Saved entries
>>>>>
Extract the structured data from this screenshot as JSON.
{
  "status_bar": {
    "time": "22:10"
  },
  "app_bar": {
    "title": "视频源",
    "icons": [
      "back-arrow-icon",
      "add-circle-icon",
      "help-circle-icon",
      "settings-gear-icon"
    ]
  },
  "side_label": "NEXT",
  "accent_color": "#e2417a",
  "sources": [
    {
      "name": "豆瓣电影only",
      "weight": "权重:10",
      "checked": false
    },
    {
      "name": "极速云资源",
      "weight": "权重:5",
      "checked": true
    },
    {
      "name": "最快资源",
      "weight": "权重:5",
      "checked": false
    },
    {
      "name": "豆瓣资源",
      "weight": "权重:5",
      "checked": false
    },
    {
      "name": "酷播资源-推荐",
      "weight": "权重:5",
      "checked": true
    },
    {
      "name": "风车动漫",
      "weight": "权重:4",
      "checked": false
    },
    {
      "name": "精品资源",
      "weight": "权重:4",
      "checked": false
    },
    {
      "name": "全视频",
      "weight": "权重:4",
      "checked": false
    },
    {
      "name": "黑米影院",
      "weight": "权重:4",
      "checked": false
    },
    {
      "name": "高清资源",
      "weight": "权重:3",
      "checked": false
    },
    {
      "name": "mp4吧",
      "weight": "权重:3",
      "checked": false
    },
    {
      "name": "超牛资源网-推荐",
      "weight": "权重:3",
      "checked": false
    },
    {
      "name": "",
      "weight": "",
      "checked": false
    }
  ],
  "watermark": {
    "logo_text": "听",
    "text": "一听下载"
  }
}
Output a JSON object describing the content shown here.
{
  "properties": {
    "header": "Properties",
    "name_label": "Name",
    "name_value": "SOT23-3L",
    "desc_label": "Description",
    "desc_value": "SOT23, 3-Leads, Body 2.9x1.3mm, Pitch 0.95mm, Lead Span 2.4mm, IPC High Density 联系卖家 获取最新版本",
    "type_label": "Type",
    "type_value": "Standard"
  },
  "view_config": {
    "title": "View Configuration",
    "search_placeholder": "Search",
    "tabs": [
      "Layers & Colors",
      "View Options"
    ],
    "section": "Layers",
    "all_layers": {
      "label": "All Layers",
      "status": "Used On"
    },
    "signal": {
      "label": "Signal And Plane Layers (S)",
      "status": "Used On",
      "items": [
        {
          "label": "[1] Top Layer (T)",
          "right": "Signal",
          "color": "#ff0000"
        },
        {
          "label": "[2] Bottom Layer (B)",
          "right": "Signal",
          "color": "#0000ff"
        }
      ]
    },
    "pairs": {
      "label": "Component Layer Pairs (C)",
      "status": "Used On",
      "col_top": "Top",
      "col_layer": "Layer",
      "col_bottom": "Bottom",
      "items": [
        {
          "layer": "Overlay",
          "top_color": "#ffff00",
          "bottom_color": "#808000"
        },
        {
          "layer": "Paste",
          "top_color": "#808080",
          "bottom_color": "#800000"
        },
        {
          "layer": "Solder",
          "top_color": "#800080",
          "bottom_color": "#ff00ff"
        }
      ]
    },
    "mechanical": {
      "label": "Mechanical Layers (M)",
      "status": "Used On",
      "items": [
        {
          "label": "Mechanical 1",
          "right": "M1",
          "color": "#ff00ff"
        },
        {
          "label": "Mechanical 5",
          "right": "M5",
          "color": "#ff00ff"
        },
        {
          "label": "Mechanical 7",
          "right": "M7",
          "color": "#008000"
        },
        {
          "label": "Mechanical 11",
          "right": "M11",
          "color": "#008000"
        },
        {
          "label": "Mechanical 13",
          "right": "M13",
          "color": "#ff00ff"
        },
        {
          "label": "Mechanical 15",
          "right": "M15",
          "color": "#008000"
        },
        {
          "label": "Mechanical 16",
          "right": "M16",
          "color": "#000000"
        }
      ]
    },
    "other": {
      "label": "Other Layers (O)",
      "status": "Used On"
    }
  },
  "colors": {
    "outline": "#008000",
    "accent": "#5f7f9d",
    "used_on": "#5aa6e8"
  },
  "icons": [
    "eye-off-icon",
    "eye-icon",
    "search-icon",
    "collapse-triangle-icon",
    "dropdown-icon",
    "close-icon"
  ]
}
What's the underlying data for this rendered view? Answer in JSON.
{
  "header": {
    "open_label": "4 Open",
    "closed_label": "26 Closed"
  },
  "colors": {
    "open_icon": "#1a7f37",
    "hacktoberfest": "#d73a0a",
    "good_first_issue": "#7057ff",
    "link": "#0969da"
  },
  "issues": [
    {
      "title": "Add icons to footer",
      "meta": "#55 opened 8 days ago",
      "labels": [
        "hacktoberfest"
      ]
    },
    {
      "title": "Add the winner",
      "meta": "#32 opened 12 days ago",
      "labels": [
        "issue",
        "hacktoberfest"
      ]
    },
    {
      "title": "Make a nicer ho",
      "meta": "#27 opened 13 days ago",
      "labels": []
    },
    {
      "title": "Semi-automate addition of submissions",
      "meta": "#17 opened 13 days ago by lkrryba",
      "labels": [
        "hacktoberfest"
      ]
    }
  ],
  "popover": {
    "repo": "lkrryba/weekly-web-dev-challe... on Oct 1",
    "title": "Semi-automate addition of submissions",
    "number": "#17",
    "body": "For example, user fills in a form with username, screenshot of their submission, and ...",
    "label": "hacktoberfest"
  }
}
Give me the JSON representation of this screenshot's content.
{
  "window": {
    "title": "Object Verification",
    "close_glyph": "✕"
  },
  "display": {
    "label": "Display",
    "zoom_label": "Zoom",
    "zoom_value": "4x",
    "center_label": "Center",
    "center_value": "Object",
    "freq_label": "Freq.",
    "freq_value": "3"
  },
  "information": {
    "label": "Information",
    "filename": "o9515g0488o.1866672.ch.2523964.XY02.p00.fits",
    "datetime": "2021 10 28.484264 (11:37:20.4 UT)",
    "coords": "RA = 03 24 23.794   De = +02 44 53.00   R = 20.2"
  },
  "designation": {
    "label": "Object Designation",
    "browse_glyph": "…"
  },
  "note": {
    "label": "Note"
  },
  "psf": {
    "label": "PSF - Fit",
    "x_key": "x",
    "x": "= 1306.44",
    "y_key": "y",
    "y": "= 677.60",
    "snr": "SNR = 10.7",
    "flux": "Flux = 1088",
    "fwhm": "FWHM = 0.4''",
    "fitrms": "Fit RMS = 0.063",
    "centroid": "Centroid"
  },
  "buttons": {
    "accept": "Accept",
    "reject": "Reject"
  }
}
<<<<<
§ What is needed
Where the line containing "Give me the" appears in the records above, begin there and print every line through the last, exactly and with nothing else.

§ Task result
Give me the JSON representation of this screenshot's content.
{
  "window": {
    "title": "Object Verification",
    "close_glyph": "✕"
  },
  "display": {
    "label": "Display",
    "zoom_label": "Zoom",
    "zoom_value": "4x",
    "center_label": "Center",
    "center_value": "Object",
    "freq_label": "Freq.",
    "freq_value": "3"
  },
  "information": {
    "label": "Information",
    "filename": "o9515g0488o.1866672.ch.2523964.XY02.p00.fits",
    "datetime": "2021 10 28.484264 (11:37:20.4 UT)",
    "coords": "RA = 03 24 23.794   De = +02 44 53.00   R = 20.2"
  },
  "designation": {
    "label": "Object Designation",
    "browse_glyph": "…"
  },
  "note": {
    "label": "Note"
  },
  "psf": {
    "label": "PSF - Fit",
    "x_key": "x",
    "x": "= 1306.44",
    "y_key": "y",
    "y": "= 677.60",
    "snr": "SNR = 10.7",
    "flux": "Flux = 1088",
    "fwhm": "FWHM = 0.4''",
    "fitrms": "Fit RMS = 0.063",
    "centroid": "Centroid"
  },
  "buttons": {
    "accept": "Accept",
    "reject": "Reject"
  }
}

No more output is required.